At some point while looking through OpenSSL man pages or source code you’ll begin to notice that almost all of the functions that apply to an SSL object also apply to SSL_CTX objects as well (albeit with the name distinction *SSL_CTX_** instead of *SSL_**). At first, this seems confusing and redundant: why have two different objects that by and by perform mostly the same functions?
The short answer is that the SSL_CTX is like a factory that produces new SSL objects; it never actually establishes connections, but instead builds SSL objects to do so. The reasoning behind having such a factory becomes clear when we look at creating multiple connections in a client or server.
One use case: Adding TLS to a HTTP server

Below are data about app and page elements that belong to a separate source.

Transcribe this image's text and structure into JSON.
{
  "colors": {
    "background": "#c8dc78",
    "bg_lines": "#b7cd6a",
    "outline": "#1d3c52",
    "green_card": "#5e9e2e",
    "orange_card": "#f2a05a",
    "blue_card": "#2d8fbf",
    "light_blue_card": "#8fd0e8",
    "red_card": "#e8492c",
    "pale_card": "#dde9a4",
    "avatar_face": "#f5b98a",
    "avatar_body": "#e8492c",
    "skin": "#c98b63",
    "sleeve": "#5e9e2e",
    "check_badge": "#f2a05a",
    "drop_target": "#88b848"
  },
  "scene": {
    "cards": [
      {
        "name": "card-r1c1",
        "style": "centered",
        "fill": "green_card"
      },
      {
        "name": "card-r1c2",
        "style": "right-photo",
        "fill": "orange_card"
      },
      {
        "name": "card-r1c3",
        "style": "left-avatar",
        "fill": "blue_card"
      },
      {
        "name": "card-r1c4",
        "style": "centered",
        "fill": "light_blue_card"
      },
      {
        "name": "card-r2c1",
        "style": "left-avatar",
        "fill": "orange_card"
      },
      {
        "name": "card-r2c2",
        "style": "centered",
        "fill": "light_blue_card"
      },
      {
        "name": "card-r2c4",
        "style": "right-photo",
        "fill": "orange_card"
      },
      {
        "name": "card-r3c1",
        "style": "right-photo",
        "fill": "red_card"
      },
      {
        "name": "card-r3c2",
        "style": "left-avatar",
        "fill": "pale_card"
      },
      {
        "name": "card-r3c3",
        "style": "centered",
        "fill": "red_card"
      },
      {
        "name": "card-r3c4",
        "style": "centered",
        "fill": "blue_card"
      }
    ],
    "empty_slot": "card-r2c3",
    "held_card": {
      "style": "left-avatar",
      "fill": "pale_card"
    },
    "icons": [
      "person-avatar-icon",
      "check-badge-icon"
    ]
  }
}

As a demonstration, let’s say you want to build an HTTPS server. You create a new socket, set it to be listening on a certain port, configure your SSL object with all the nice settings and extra touches it needs, and have everything in place. Then you receive a new connection on said file descriptor. Huzzah! Your first client! You

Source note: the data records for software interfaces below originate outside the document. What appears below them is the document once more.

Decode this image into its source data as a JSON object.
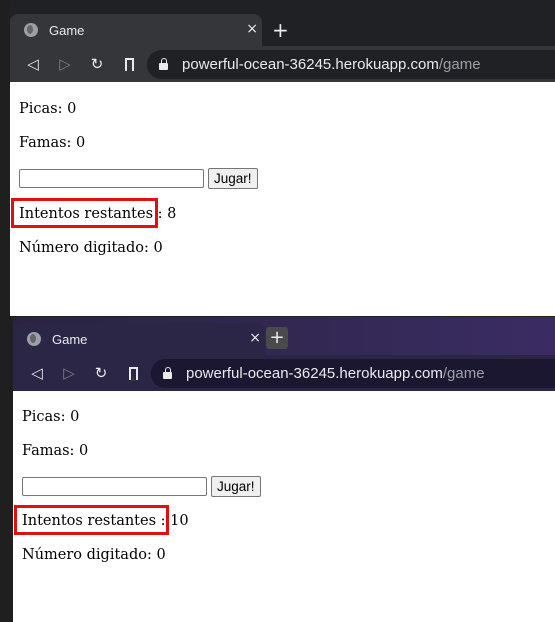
{
  "windows": [
    {
      "tab": {
        "title": "Game",
        "close": "×"
      },
      "newtab": "+",
      "nav": {
        "back": "◁",
        "forward": "▷",
        "reload": "↻"
      },
      "url": {
        "host": "powerful-ocean-36245.herokuapp.com",
        "path": "/game"
      },
      "game": {
        "picas": "Picas: 0",
        "famas": "Famas: 0",
        "input_value": "",
        "play_button": "Jugar!",
        "intentos": "Intentos restantes : 8",
        "numero": "Número digitado: 0"
      }
    },
    {
      "tab": {
        "title": "Game",
        "close": "×"
      },
      "newtab": "+",
      "nav": {
        "back": "◁",
        "forward": "▷",
        "reload": "↻"
      },
      "url": {
        "host": "powerful-ocean-36245.herokuapp.com",
        "path": "/game"
      },
      "game": {
        "picas": "Picas: 0",
        "famas": "Famas: 0",
        "input_value": "",
        "play_button": "Jugar!",
        "intentos": "Intentos restantes : 10",
        "numero": "Número digitado: 0"
      }
    }
  ],
  "colors": {
    "highlight": "#e01010",
    "tab_dark": "#35363a",
    "tab_purple": "#2b2546"
  }
}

accept() the connection, assign the newly-created file descriptor to your SSL object, set it to do a TLS handshake, and everything goes smoothly with communicating. But then, all of the sudden, another connection comes in. And another. With each new connection, you have to make an entirely new SSL object and load all the settings and configurations you wanted every single time.
Now, it is true that programmatically there appears to be a simple solution: just put all these configuration and setup actions into a single function. However, several of these configuration actions involve reading and loading up information from files. For instance, a server needs to have a certificate and a private key loaded up into each SSL object in order to communicate with a client; think of the overhead it would be for every single connection to be reading from those files just to begin a TLS handshake.

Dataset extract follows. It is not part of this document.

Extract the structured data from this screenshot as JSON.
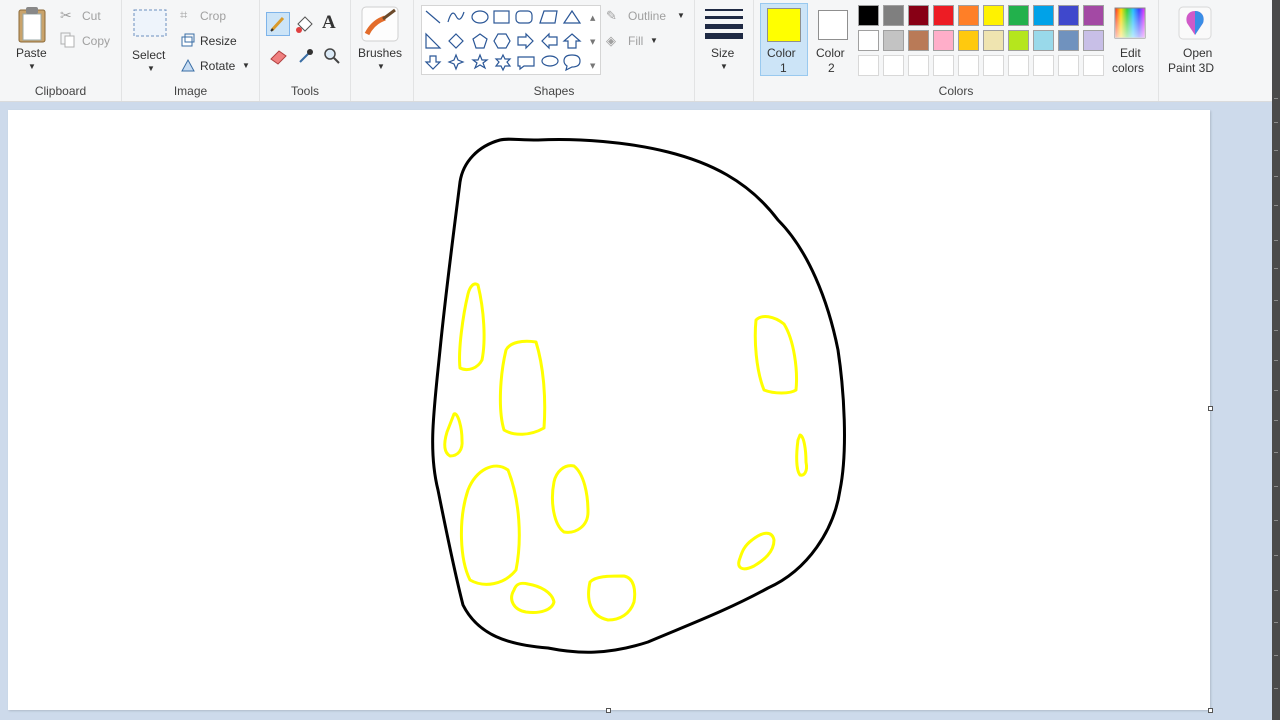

How the SSL_CTX Takes Care of Overhead
To make things easier in these sorts of situations, the creators of OpenSSL decided to add the SSL_CTX object, which is capable of loading up almost all of the same settings as an SSL object. It can then take those settings and copy them into a new SSL structure every time a new one is desired. The same configuration functions are left in the SSL object so that modifications can also be made on a per-connection basis.
For those building an app that only runs a single client connection, it’s a bit of a nuisance to have the extra SSL_CTX struct lying around that does a seemingly redundant task, but for any server or web browser running multiple connections the benefits are plentiful. Any files that need to be read, such as potentially hundreds of CA certificates (we’ll get to those more in a future post) or public/private key combinations, can simply be read in once on startup and never have to be worried about again.
It should be mentioned that there are additional benefits to this model from the perspective of server-side connections. In particular, session caching and renegotiation become possible if a central SSL_CTX is in place to store and recall such information about past connections spawned by SSL objects. Server Name Indication is also linked to the SSL_CTX in an inexplicable way–but those are all more advanced topics that will be reserved for a future blog post.
By now, you should have a slightly better understanding of how the SSL and the SSL_CTX are going to be used in building our HTTPS client. Of course, this is only the beginning; most of the how-to will come in the later parts of this tutorial. For now, I simply wanted to explain a design choice in OpenSSL and make sure that the purposes of the base building blocks are clear.
The next few posts will dive deeper into how to enable secure verification defaults on an SSL_CTX or a single SSL object once it has been created. For a bigger-picture overview of the kind of steps a client needs to take in order to establish a fully secure TLS connection, check out my previous blog post!
Next up: What ciphers are safe to use in OpenSSL? (Client Tutorial, Part 2)